[Dataset items]
————————
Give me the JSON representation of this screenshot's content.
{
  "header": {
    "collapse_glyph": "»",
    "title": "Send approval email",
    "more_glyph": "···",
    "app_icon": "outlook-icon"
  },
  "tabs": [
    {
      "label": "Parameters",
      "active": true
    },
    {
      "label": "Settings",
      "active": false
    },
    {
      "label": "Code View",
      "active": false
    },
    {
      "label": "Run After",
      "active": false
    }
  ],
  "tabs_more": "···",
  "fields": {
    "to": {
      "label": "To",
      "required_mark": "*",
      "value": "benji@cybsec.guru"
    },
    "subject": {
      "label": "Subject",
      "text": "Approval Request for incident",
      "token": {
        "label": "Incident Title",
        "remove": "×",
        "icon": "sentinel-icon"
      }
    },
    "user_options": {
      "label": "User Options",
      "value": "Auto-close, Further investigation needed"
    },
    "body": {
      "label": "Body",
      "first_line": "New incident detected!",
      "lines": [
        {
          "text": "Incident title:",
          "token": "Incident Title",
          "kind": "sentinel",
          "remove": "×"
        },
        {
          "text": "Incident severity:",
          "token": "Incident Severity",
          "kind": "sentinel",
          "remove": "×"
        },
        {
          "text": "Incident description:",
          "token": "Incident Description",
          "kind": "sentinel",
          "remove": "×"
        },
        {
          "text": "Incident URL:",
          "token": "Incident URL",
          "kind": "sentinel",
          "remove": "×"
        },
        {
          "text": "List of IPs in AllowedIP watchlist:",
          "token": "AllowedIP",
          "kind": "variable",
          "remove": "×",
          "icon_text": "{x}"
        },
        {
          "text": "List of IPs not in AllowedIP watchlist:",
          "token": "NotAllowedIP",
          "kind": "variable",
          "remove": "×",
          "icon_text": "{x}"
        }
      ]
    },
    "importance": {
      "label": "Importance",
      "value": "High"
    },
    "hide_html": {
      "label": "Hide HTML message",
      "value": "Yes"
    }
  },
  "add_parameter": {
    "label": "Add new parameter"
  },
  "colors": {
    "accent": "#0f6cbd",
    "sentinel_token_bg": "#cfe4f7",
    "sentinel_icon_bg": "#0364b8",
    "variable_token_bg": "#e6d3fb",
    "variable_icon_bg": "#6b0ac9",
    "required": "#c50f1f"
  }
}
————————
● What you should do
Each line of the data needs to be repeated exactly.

● Result below
Give me the JSON representation of this screenshot's content.
{
  "header": {
    "collapse_glyph": "»",
    "title": "Send approval email",
    "more_glyph": "···",
    "app_icon": "outlook-icon"
  },
  "tabs": [
    {
      "label": "Parameters",
      "active": true
    },
    {
      "label": "Settings",
      "active": false
    },
    {
      "label": "Code View",
      "active": false
    },
    {
      "label": "Run After",
      "active": false
    }
  ],
  "tabs_more": "···",
  "fields": {
    "to": {
      "label": "To",
      "required_mark": "*",
      "value": "benji@cybsec.guru"
    },
    "subject": {
      "label": "Subject",
      "text": "Approval Request for incident",
      "token": {
        "label": "Incident Title",
        "remove": "×",
        "icon": "sentinel-icon"
      }
    },
    "user_options": {
      "label": "User Options",
      "value": "Auto-close, Further investigation needed"
    },
    "body": {
      "label": "Body",
      "first_line": "New incident detected!",
      "lines": [
        {
          "text": "Incident title:",
          "token": "Incident Title",
          "kind": "sentinel",
          "remove": "×"
        },
        {
          "text": "Incident severity:",
          "token": "Incident Severity",
          "kind": "sentinel",
          "remove": "×"
        },
        {
          "text": "Incident description:",
          "token": "Incident Description",
          "kind": "sentinel",
          "remove": "×"
        },
        {
          "text": "Incident URL:",
          "token": "Incident URL",
          "kind": "sentinel",
          "remove": "×"
        },
        {
          "text": "List of IPs in AllowedIP watchlist:",
          "token": "AllowedIP",
          "kind": "variable",
          "remove": "×",
          "icon_text": "{x}"
        },
        {
          "text": "List of IPs not in AllowedIP watchlist:",
          "token": "NotAllowedIP",
          "kind": "variable",
          "remove": "×",
          "icon_text": "{x}"
        }
      ]
    },
    "importance": {
      "label": "Importance",
      "value": "High"
    },
    "hide_html": {
      "label": "Hide HTML message",
      "value": "Yes"
    }
  },
  "add_parameter": {
    "label": "Add new parameter"
  },
  "colors": {
    "accent": "#0f6cbd",
    "sentinel_token_bg": "#cfe4f7",
    "sentinel_icon_bg": "#0364b8",
    "variable_token_bg": "#e6d3fb",
    "variable_icon_bg": "#6b0ac9",
    "required": "#c50f1f"
  }
}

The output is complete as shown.